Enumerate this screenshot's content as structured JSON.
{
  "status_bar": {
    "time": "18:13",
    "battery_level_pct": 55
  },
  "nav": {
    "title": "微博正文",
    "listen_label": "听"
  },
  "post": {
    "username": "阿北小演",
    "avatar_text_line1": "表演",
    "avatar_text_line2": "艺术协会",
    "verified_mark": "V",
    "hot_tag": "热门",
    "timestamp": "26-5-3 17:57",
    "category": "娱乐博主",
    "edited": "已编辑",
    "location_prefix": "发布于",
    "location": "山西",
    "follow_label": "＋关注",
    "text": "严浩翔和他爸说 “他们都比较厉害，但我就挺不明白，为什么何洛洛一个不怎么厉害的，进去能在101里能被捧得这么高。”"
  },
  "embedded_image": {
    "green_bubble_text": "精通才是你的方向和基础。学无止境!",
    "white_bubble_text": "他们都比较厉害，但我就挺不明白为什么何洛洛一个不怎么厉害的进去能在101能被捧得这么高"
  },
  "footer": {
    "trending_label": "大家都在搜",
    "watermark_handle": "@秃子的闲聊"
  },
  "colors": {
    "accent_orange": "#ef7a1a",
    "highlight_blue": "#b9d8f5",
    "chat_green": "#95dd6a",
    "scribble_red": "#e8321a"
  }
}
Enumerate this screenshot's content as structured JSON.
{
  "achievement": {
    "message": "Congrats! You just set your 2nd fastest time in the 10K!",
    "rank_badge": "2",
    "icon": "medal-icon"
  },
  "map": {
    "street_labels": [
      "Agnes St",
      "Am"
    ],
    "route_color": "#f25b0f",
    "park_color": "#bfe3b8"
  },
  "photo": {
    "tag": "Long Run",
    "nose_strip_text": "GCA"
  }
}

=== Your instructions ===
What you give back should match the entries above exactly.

=== Result for this exercise ===
Enumerate this screenshot's content as structured JSON.
{
  "status_bar": {
    "time": "18:13",
    "battery_level_pct": 55
  },
  "nav": {
    "title": "微博正文",
    "listen_label": "听"
  },
  "post": {
    "username": "阿北小演",
    "avatar_text_line1": "表演",
    "avatar_text_line2": "艺术协会",
    "verified_mark": "V",
    "hot_tag": "热门",
    "timestamp": "26-5-3 17:57",
    "category": "娱乐博主",
    "edited": "已编辑",
    "location_prefix": "发布于",
    "location": "山西",
    "follow_label": "＋关注",
    "text": "严浩翔和他爸说 “他们都比较厉害，但我就挺不明白，为什么何洛洛一个不怎么厉害的，进去能在101里能被捧得这么高。”"
  },
  "embedded_image": {
    "green_bubble_text": "精通才是你的方向和基础。学无止境!",
    "white_bubble_text": "他们都比较厉害，但我就挺不明白为什么何洛洛一个不怎么厉害的进去能在101能被捧得这么高"
  },
  "footer": {
    "trending_label": "大家都在搜",
    "watermark_handle": "@秃子的闲聊"
  },
  "colors": {
    "accent_orange": "#ef7a1a",
    "highlight_blue": "#b9d8f5",
    "chat_green": "#95dd6a",
    "scribble_red": "#e8321a"
  }
}
Enumerate this screenshot's content as structured JSON.
{
  "achievement": {
    "message": "Congrats! You just set your 2nd fastest time in the 10K!",
    "rank_badge": "2",
    "icon": "medal-icon"
  },
  "map": {
    "street_labels": [
      "Agnes St",
      "Am"
    ],
    "route_color": "#f25b0f",
    "park_color": "#bfe3b8"
  },
  "photo": {
    "tag": "Long Run",
    "nose_strip_text": "GCA"
  }
}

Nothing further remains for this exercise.